Component data from apps and pages:
╔══

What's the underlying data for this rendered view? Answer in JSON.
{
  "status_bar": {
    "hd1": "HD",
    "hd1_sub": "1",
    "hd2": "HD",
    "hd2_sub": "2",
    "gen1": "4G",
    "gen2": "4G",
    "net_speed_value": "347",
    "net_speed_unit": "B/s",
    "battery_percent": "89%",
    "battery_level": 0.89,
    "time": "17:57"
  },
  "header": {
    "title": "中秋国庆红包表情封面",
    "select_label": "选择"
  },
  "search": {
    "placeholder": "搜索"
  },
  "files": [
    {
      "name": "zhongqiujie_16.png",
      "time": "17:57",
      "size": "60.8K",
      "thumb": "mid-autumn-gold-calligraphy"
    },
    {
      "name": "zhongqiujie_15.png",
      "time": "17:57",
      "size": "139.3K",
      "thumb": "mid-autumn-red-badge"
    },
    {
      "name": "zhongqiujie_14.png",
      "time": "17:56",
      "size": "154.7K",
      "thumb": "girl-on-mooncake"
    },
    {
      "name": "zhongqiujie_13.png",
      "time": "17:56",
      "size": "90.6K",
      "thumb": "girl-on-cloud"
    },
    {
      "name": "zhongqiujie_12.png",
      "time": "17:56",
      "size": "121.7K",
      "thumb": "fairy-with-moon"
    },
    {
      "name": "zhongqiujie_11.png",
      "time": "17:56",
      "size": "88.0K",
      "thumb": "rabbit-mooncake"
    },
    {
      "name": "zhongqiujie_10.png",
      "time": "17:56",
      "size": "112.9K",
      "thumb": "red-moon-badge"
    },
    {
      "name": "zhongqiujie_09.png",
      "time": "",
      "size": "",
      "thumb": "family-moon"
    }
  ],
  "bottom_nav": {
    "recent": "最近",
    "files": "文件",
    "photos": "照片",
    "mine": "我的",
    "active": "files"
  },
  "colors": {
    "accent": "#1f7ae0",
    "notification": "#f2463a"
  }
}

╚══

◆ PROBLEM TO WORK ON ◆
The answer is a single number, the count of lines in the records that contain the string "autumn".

◆ RESULT OF THE TASK ◆
2